barb48 September 8, 2013
I made this a few days ago using a hand mixer. Someone should have warned that I need to do lots of arm strengthening beforehand or pop some steroids or something, as mixing the batter took every ounce of my strength! Still, it was delish.
GregoryBPortland June 9, 2013
Wiser words were never said!
Ronburt June 8, 2013
Try the cake the way it says.If you change it before, you will never know.what you missed
Leilad June 9, 2013
I don't like food that sweet. I can't justify all that white flour, my tastes have changed. I understand what you mean tho. WW pastry flour isn't heavy like regular.
You can even do it half and half.
Leilad June 8, 2013
I would use orgnic WW pastry flour and cut down the sugar and oil. It would be a little different but good, healthier. I'd add nutmeg and allspice, lemon rind.
Henry L. March 11, 2013
BEST TIP for making this fabulous cake: Add the flour-salt-cinnamon-baking soda at the very END of step 2 (after the vanilla, apples, walnuts, and raisins). This way, the batter is very easy to mix with a spatula. No need to drag out the stand mixer, but using a hand mixer is great for step 1.
SLK February 24, 2013
Thanks for a great recipe -- the sugary crust is wonderful!
kitchenqween December 12, 2012
Omg.. I need this cake!!!
jumpingjojo November 27, 2012
This is a recipe that has been in my family for many years also. Many years ago, my mother started greasing the pan and then coating it with sugar instead of flour. It makes a lovely crust for the cake. Now that is the only way our family makes it.
localappetite November 25, 2012
This recipe is very similar to the other amazing apple cake in The NYTimes Cookbook, "Laura Goodenough's Apple Coffee Cake". I made that before Hurricane Sandy to hold us over in case we lost power. It was completely addictive and fed all my neighbors. One twist that would work well with this one is to make the top layer apples instead of cake, adds a nice texture contrast:

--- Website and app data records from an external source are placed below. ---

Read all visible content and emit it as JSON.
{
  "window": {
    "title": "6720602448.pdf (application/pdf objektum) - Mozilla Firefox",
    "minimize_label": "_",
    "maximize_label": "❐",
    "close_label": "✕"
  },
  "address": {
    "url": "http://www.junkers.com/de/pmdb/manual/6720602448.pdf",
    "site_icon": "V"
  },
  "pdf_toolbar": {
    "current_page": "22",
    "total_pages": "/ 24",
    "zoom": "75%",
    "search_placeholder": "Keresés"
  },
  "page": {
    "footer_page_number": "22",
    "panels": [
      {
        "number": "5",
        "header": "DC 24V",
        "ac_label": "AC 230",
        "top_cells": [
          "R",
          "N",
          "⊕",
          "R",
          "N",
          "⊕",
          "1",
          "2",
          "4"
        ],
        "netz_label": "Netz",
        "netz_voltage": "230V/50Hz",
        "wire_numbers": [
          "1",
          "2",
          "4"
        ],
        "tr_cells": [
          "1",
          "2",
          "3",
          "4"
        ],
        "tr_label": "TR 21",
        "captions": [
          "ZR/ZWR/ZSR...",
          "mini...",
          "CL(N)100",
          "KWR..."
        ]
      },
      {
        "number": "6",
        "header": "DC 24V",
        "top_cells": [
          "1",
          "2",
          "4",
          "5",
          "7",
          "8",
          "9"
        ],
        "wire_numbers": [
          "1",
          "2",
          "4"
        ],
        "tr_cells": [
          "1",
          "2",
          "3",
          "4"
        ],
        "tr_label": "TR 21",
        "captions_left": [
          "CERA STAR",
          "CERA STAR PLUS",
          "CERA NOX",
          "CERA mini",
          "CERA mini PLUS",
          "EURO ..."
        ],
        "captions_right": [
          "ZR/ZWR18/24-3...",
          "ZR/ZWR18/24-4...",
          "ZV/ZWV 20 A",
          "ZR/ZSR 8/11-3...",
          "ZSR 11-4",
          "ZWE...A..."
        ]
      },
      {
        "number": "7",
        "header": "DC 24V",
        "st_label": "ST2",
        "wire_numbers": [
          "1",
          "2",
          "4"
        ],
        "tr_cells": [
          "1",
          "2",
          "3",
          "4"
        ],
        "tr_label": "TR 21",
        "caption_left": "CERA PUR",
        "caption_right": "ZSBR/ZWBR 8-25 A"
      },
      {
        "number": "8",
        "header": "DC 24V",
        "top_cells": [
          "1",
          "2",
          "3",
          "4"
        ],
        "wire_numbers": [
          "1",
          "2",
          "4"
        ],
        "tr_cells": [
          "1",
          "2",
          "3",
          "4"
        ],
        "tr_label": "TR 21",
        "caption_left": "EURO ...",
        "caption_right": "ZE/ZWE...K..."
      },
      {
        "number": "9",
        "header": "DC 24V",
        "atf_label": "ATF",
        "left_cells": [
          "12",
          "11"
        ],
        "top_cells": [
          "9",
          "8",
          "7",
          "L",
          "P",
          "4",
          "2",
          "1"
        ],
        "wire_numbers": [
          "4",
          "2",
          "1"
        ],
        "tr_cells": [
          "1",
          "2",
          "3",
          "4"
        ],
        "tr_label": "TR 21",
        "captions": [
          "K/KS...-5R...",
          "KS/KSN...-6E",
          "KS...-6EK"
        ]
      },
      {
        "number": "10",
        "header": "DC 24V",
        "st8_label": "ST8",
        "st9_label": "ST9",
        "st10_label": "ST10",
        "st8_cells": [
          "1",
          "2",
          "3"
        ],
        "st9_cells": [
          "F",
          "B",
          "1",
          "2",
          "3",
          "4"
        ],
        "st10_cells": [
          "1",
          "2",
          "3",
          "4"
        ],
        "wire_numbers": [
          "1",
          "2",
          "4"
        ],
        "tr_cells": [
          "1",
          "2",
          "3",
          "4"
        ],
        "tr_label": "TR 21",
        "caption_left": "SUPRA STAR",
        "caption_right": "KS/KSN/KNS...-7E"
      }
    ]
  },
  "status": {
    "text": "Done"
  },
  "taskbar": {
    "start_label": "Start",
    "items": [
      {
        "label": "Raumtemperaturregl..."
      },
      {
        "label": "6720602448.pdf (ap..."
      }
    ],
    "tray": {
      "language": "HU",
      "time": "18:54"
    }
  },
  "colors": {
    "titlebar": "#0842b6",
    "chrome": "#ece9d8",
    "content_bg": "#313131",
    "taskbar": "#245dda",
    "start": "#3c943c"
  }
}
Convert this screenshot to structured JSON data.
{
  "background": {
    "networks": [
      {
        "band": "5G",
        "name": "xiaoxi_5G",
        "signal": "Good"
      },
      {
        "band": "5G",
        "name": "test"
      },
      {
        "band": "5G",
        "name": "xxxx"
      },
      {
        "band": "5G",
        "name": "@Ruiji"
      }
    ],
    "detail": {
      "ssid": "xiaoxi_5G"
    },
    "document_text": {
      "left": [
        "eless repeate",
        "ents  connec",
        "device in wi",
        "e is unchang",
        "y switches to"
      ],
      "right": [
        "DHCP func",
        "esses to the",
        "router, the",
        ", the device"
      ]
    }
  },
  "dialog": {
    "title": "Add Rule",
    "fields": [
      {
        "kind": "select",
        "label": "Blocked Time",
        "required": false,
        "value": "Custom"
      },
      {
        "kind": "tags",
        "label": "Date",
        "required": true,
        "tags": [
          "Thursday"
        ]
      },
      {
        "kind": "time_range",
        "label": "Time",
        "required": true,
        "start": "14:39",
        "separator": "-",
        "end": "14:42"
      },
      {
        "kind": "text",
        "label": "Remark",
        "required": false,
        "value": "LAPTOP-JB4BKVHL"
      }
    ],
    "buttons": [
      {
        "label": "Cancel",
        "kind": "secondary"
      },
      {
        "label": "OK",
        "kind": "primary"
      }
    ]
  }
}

Kristen M. November 23, 2012
So fun to hear about all the places that variations on this cake have shown up, and how long it's been a go-to. Thanks, everyone, for your comments.
Saltlakecityfoodie November 22, 2012

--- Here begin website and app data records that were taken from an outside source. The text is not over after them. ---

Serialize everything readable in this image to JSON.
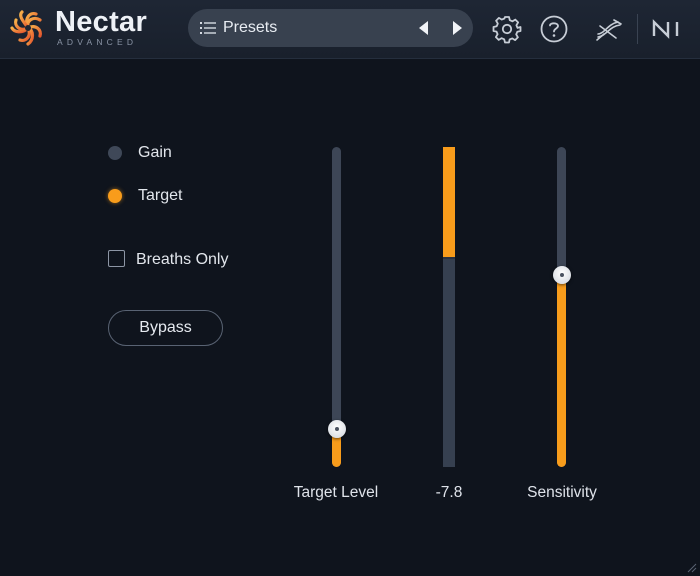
{
  "app": {
    "title": "Nectar",
    "subtitle": "ADVANCED"
  },
  "header": {
    "preset_label": "Presets",
    "icons": [
      "list-icon",
      "chevron-left-icon",
      "chevron-right-icon",
      "gear-icon",
      "help-icon",
      "routing-icon",
      "ni-logo-icon"
    ]
  },
  "mode": {
    "options": [
      {
        "label": "Gain",
        "selected": false
      },
      {
        "label": "Target",
        "selected": true
      }
    ]
  },
  "breaths_only": {
    "label": "Breaths Only",
    "checked": false
  },
  "bypass": {
    "label": "Bypass"
  },
  "target_level": {
    "label": "Target Level",
    "value_fraction": 0.12
  },
  "meter": {
    "label": "-7.8",
    "fill_fraction": 0.35
  },
  "sensitivity": {
    "label": "Sensitivity",
    "value_fraction": 0.6
  },
  "colors": {
    "accent": "#f89c1b",
    "background": "#0f141d",
    "header": "#1e2634",
    "track": "#3d4656"
  }
}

clayshapes November 22, 2012
I have my mom's similar recipe, also made with oil, but she always made it in a square 9X9 cake pan. I balk though, when I see cake recipes with 2 cups of sugar. Am going to try this with less sugar and see if it's just as good. Usually, it is!
Irenehope February 6, 2013
Did you try it with less sugar?
littlesister November 22, 2012
I made this a couple of weeks ago and it was really delicious. I only had a few raisins and almost omitted them altogether but I'm glad I didn't. I'll make this cake again!
taster November 21, 2012
Best. Tasting. Batter. Ever.